# [Brief]
Where does the word "Ratio" occur in the data below? Copy each line that holds it.

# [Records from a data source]
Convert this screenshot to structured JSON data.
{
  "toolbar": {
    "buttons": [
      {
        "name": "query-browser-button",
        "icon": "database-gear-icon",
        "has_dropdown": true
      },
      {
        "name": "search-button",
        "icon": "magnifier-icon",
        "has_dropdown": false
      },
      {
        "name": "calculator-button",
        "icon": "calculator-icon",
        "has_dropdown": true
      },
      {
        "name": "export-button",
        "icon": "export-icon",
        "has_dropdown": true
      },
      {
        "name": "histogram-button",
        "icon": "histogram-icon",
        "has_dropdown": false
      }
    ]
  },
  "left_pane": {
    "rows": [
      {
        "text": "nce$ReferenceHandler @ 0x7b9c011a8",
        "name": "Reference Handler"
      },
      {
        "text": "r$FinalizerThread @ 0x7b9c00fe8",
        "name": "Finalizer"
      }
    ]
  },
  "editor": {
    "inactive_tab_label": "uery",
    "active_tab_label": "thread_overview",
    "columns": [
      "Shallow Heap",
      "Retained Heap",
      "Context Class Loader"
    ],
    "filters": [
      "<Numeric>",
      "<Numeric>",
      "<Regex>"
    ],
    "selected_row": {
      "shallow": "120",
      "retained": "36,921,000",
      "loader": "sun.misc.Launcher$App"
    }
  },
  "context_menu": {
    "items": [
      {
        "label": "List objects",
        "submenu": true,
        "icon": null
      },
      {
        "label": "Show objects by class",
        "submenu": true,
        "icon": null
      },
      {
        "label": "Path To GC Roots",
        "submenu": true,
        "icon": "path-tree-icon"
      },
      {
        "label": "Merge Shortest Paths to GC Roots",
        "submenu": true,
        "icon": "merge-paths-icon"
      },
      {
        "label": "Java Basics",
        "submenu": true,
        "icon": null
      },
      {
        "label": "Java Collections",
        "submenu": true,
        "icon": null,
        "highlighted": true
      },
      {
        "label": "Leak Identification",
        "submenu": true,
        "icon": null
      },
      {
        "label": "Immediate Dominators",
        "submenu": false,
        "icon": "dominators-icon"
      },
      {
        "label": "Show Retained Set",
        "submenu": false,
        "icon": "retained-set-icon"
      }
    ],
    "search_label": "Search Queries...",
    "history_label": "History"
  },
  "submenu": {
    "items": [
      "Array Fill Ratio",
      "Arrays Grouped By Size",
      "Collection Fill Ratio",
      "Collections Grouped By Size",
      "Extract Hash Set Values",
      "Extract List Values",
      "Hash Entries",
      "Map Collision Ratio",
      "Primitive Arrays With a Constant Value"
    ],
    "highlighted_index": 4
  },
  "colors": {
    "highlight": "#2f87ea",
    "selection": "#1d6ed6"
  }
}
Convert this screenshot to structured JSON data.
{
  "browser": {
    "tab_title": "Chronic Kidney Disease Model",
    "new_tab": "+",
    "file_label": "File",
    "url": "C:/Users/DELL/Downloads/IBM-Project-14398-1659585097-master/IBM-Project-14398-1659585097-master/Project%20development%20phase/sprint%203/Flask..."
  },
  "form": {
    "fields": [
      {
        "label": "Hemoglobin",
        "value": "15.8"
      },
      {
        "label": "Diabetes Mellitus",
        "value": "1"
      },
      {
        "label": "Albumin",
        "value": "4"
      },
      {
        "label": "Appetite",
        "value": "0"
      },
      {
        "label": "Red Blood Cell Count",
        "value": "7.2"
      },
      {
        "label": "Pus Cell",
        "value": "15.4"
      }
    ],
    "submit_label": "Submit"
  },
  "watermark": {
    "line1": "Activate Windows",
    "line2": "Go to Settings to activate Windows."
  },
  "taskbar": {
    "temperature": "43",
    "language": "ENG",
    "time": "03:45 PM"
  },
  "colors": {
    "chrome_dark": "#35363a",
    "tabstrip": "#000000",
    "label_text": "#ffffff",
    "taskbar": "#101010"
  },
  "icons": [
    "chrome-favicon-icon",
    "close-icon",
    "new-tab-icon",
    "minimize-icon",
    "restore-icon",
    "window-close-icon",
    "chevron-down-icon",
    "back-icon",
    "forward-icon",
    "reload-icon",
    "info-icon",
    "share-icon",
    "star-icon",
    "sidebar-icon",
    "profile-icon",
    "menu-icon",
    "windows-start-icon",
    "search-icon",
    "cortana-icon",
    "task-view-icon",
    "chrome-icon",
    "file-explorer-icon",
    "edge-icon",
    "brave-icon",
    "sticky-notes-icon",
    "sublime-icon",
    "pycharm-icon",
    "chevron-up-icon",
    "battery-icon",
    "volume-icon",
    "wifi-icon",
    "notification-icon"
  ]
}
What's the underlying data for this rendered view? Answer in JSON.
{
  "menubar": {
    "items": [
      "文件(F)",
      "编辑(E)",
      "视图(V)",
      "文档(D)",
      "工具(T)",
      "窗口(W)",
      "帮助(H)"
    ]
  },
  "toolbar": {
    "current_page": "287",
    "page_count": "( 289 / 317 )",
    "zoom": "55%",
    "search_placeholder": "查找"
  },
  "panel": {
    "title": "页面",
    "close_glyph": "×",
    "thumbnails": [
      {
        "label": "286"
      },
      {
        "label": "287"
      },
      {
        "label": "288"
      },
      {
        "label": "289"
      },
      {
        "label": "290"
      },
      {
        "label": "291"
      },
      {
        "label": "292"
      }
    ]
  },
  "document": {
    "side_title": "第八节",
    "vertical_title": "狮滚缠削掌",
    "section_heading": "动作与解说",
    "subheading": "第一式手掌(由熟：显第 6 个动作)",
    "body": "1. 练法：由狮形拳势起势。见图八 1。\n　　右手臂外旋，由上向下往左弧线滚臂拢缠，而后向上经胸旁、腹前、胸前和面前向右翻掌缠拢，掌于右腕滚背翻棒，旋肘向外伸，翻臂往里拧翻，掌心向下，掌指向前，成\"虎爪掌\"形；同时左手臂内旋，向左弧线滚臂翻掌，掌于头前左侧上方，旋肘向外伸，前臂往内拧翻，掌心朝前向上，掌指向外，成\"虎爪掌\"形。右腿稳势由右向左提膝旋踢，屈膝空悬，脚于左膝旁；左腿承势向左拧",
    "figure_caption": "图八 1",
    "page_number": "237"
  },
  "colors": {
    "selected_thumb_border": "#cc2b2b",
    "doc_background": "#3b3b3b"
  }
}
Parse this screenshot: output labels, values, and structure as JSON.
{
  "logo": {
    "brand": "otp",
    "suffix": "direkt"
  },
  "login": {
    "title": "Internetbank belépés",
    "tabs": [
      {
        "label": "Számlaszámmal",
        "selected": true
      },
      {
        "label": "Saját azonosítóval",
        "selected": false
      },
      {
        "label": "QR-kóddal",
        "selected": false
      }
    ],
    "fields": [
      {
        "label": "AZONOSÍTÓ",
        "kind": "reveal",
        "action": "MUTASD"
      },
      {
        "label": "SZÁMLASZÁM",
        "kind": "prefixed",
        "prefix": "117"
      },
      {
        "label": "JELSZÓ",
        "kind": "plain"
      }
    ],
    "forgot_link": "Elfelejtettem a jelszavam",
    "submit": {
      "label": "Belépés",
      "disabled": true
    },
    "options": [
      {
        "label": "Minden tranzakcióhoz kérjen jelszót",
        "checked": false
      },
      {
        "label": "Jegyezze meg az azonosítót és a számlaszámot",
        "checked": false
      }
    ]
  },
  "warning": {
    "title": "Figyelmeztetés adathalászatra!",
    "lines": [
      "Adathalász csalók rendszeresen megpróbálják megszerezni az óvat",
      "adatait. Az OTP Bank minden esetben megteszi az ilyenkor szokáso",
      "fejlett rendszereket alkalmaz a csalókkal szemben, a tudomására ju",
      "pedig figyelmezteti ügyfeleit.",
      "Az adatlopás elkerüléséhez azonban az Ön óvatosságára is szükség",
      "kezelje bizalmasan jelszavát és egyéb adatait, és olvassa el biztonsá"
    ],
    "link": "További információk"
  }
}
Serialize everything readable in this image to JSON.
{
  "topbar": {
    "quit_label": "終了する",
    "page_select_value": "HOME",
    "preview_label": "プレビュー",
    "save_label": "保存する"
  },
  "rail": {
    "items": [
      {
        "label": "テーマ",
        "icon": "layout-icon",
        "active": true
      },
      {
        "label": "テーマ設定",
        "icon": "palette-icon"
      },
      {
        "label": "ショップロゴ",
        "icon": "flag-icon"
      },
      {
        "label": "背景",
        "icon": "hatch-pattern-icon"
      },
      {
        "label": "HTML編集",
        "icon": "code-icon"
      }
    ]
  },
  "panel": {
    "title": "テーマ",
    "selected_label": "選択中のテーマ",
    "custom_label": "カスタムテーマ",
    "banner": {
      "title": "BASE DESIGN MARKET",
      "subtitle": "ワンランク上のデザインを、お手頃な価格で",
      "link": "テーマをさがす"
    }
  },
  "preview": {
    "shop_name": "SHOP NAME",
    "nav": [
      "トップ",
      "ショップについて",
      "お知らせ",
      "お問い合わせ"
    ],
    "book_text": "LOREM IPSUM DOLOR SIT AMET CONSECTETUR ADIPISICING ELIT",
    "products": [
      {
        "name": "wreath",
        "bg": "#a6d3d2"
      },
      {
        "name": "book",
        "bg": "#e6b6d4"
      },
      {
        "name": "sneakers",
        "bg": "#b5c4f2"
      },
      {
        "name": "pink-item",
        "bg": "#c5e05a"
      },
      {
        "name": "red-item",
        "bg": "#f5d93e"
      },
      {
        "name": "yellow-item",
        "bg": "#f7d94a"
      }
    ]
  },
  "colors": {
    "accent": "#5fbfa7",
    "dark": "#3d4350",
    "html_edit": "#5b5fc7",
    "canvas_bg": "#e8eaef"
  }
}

# [Response to this exercise]
      "Array Fill Ratio",
      "Collection Fill Ratio",
      "Map Collision Ratio",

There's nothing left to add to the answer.